The next generation is not interested in 3 parking spots. The next generation is not interested in shaving 20 seconds off their drive to Subway by cutting through a little side street.

The next generation wants to drive as little as possible, they want to be able to walk to their everyday needs, they want to be able to gather in public spaces where buying something isn’t a prerequisite, they want to support their local business and artists, they want opportunities to be their own local business and shine as local artists.

Esther Place aligns with the vision of the DRI. To actively deconstruct Esther as a car-free plaza is an act of downtown devitalization and therefore the antithesis of DRI goals — and it really makes me wonder if we were the right choice for the $10 million grant.
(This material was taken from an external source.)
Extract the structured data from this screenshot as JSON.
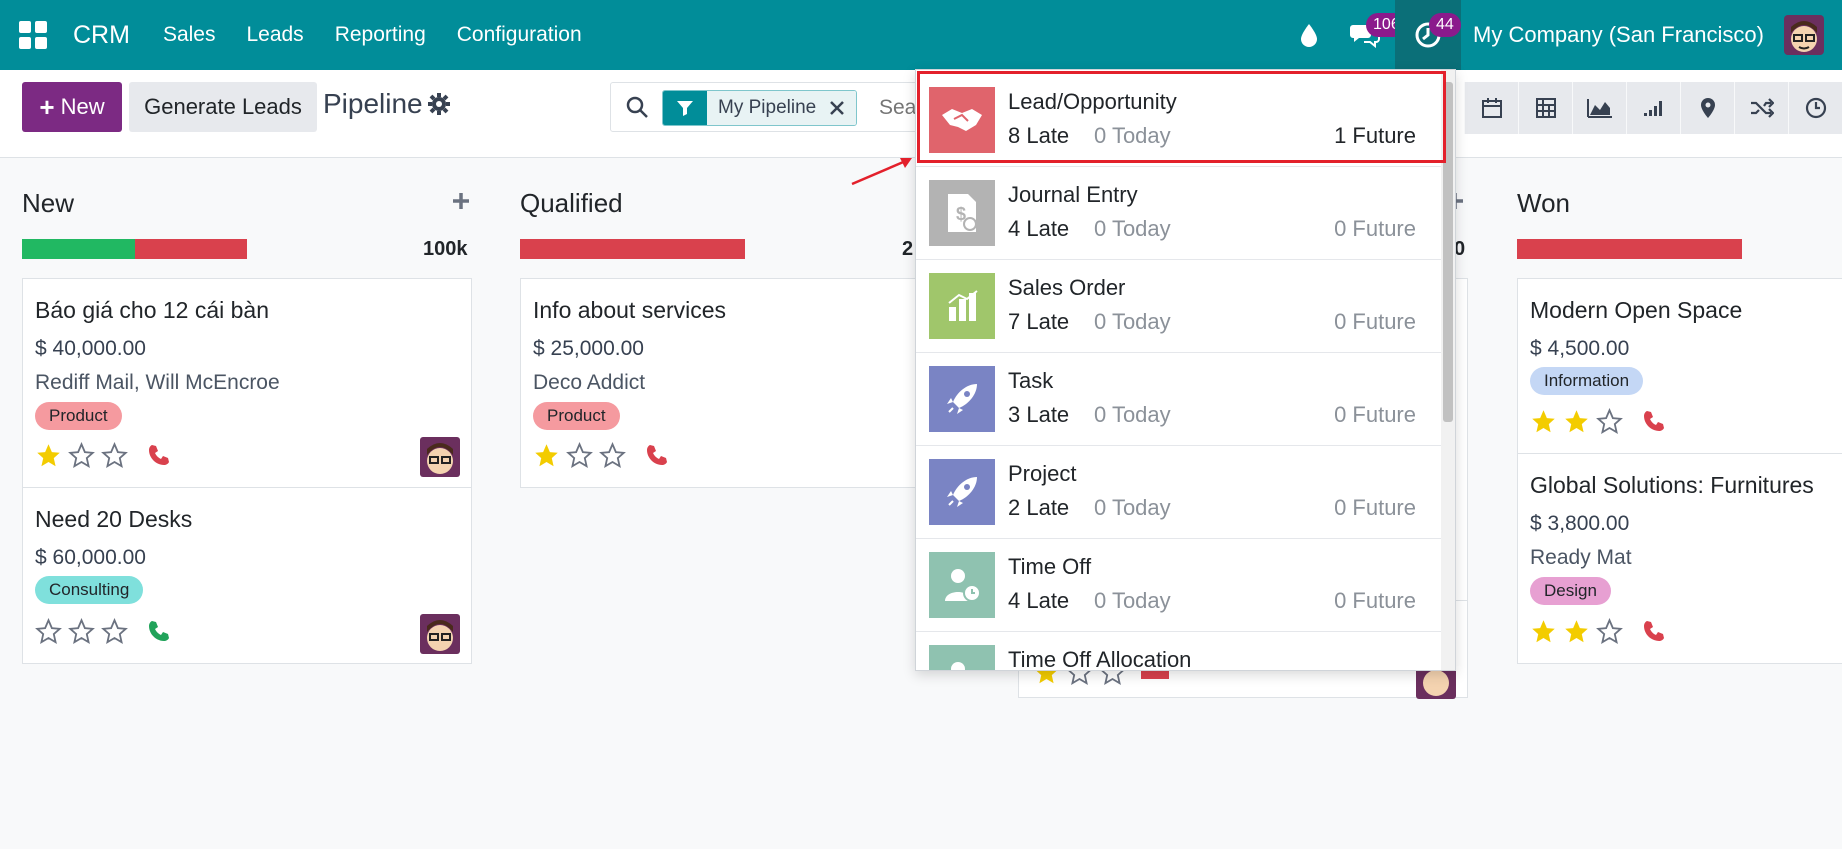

From Page 11 of Peekskill’s own DRI Strategic Investment Plan:

“The DRI is much more than a one-off $10 million grant. Firstly, the projects are not selected in a vacuum, rather, they are synergistic and catalytic—that is, they work in concert to create a whole that is greater than the sum of its parts. Secondly, the positive momentum created by the DRI generates exponential effects that leverage additional public and private investments that, in turn, create a self-perpetuating cycle of revitalization.”   

Where is the synergy, the leverage, the momentum building in the decision to destroy Esther Place?

As part of the team that made Esther Place a reality, I know it was a project that required $0 in taxpayer money and its return on investment has been incalculable. When the New York Times wrote a story about Peekskill for their real estate section, they chose Esther Place as the hero image. How much do you think PR like that would cost if paid for out of pocket?

To in turn spend $20,000 taxpayer dollars to return Esther to a state that a New York Times photographer wouldn’t look twice at is an act of nearly criminal fiduciary malfeasance with our limited taxpayer money.

If the businesses on Esther are so adamant that a permanently car-free Esther Place is bad for business, why don’t they fund the bollards proposal? Is it because the return on investment doesn’t pan out without the taxpayer funding it? That’s obviously the case.

I implore you to think about what you’re proposing here: spending $20k to devalue our downtown as we are supposedly in the process of revitalizing it. And please consider the DRI’s forward-facing mission: this is about the next generation.

If we’re dead set on spending $20k of taxpayer money, let’s throw it into making Esther Place all that it could be. Look what we did with $0, imagine what we could do if we added 20,000 bucks to that. It’d be the best return on investment of any DRI project and would be truly aligned with the words written on Page 11 of Peekskill’s own DRI plan.

Frederick C. Dennstedt, Ringgold Street


Second grader writes to the Common Council

To the editor,
This letter was sent to members of the Common Council.
My name is G. L., I am 7 years old and I go to Oakside School. When my Daddy told me you want to let cars use Esther St, I couldn’t believe him. It is one of my favorite places downtown. I eat breakfast here with my Daddy before school and on the weekends. The weekends are the best because I can play there for hours. I bring some toys and play. And I play with the other kids too. If you let cars in, I will be sad because I can’t have fun here anymore and I can’t eat breakfast outside. Please keep the cars out of Esther St!

Thank you,
G. L.